"You will help freshen America and help us remain a strong and dynamic society," Congressman Gerry Connolly told hundreds of new U.S. citizens and their families June 22 during a naturalization ceremony in a packed auditorium at Robinson High School.
Connolly delivered the keynote address and led the new Americans in the Pledge of Allegiance at the event where Kimberly Zanotti, Washington Field Office Director for the U.S. Citizenship and Immigration Services (USCIS), administered the Oath of Citizenship to 280 immigrants from 63 nations, while their families and friends looked on with pride. The new U.S. citizens were feted by the Fairfax County Police Honor Guard’s presentation of colors, while Officer Genevieve Kirk led them in singing the National Anthem, and President Obama welcomed them in a video message.
"America is a place of opportunity where you can pursue your dreams and raise your families without fearing that somebody’s government is going to tell you what to think, how to express yourself, what to believe, or what to worship," Connolly said. "That is the beauty of our country. It is a place for those who share our love of freedom. Many of you come from countries where you’ve experienced suppression of thought and suppression of your right to participate in your government. You will appreciate our freedoms and you will help strengthen America."
Congressman Connolly told the new citizens, "We are a work in progress, America is never perfect. Our great American debate is always about doing better to achieve the ideals embodied by our Founding Fathers in the Declaration of Independence and the Constitution.
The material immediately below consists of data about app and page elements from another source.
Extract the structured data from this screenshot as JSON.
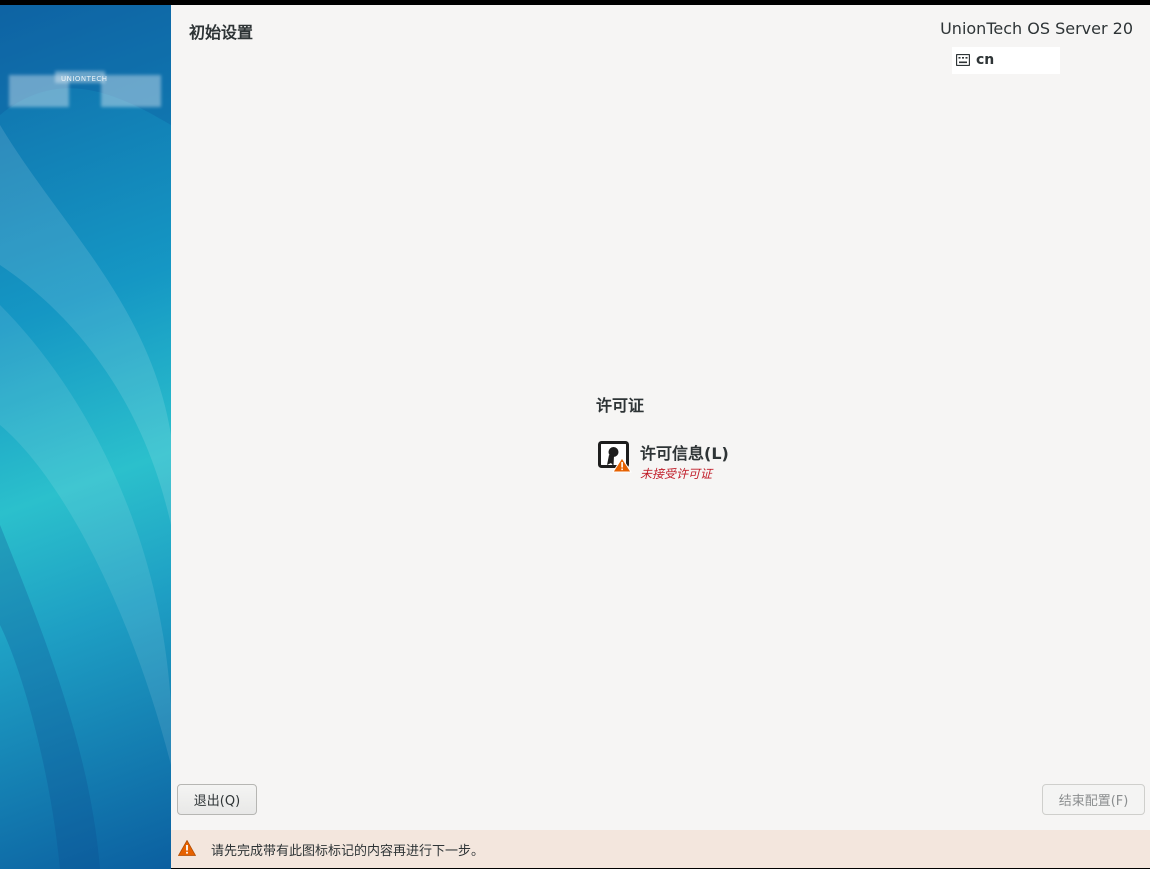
{
  "header": {
    "page_title": "初始设置",
    "product_name": "UnionTech OS Server 20",
    "keyboard_layout": "cn",
    "keyboard_icon": "keyboard-icon"
  },
  "sidebar": {
    "logo_text": "UNIONTECH"
  },
  "main": {
    "section_title": "许可证",
    "spokes": [
      {
        "title": "许可信息(L)",
        "status": "未接受许可证",
        "icon": "license-warning-icon"
      }
    ]
  },
  "footer": {
    "quit_label": "退出(Q)",
    "finish_label": "结束配置(F)",
    "finish_enabled": false
  },
  "warning_bar": {
    "icon": "warning-icon",
    "text": "请先完成带有此图标标记的内容再进行下一步。"
  },
  "colors": {
    "background": "#f6f5f4",
    "status_error": "#c01c28",
    "warning_bar_bg": "#f3e6dd",
    "warning_icon": "#e66100"
  }
}
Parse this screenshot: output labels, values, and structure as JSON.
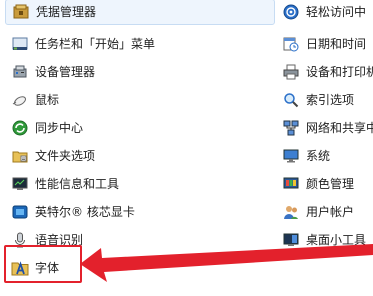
{
  "left_items": [
    {
      "label": "凭据管理器",
      "icon": "credential-manager-icon"
    },
    {
      "label": "任务栏和「开始」菜单",
      "icon": "taskbar-icon"
    },
    {
      "label": "设备管理器",
      "icon": "device-manager-icon"
    },
    {
      "label": "鼠标",
      "icon": "mouse-icon"
    },
    {
      "label": "同步中心",
      "icon": "sync-center-icon"
    },
    {
      "label": "文件夹选项",
      "icon": "folder-options-icon"
    },
    {
      "label": "性能信息和工具",
      "icon": "performance-icon"
    },
    {
      "label": "英特尔® 核芯显卡",
      "icon": "intel-graphics-icon"
    },
    {
      "label": "语音识别",
      "icon": "microphone-icon"
    },
    {
      "label": "字体",
      "icon": "fonts-icon"
    }
  ],
  "right_items": [
    {
      "label": "轻松访问中",
      "icon": "ease-of-access-icon"
    },
    {
      "label": "日期和时间",
      "icon": "date-time-icon"
    },
    {
      "label": "设备和打印机",
      "icon": "printer-icon"
    },
    {
      "label": "索引选项",
      "icon": "indexing-icon"
    },
    {
      "label": "网络和共享中",
      "icon": "network-icon"
    },
    {
      "label": "系统",
      "icon": "system-icon"
    },
    {
      "label": "颜色管理",
      "icon": "color-management-icon"
    },
    {
      "label": "用户帐户",
      "icon": "user-accounts-icon"
    },
    {
      "label": "桌面小工具",
      "icon": "gadgets-icon"
    }
  ],
  "colors": {
    "arrow": "#e3212c",
    "highlight_border": "#c7dcf3"
  }
}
Now you are part of it. You get to help us achieve those ideals."
As opposed to conventional smaller naturalization ceremonies, often held in bland government meeting rooms, USCIS has started holding larger ceremonies in Northern Virginia to administer the Oath of Allegiance to new citizens. The events are festive occasions with family members photographing and videotaping their new citizens, children holding small American flags, and the auditorium brimming with patriotic fervor.
Connolly strives to participate in naturalization ceremonies in Northern Virginia as much as his schedule allows. "Every American should try to attend at least one of these ceremonies. It renews one’s sense of patriotism and serves as a reminder of how lucky we are to be Americans," he said after the ceremony.